Items from an interface collection

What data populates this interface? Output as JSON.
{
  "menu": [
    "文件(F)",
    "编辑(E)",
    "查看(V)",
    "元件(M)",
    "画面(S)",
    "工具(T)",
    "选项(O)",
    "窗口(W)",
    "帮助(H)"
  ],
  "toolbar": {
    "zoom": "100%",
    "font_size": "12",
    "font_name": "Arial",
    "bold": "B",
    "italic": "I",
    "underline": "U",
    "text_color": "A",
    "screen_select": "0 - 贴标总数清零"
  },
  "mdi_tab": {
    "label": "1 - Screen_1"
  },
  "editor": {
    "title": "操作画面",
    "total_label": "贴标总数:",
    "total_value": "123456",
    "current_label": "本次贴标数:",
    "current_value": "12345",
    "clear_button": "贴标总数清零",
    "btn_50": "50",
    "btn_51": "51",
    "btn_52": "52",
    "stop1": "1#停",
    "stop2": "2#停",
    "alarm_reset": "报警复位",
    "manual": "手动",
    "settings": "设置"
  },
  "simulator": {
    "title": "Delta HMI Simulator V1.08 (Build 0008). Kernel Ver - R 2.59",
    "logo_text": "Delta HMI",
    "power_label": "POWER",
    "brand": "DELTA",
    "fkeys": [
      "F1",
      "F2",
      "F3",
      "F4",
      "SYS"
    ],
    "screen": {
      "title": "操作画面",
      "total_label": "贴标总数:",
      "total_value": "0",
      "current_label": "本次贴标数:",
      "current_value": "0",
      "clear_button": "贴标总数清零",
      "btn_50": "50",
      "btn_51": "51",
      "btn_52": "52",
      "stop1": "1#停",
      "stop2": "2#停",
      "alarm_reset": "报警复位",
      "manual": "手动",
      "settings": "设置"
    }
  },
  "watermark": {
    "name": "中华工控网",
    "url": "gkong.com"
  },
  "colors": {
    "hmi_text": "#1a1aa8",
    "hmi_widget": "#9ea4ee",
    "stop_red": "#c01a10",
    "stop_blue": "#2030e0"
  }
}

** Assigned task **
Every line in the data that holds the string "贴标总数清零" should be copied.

** Solution to the exercise **
    "screen_select": "0 - 贴标总数清零"
    "clear_button": "贴标总数清零",
      "clear_button": "贴标总数清零",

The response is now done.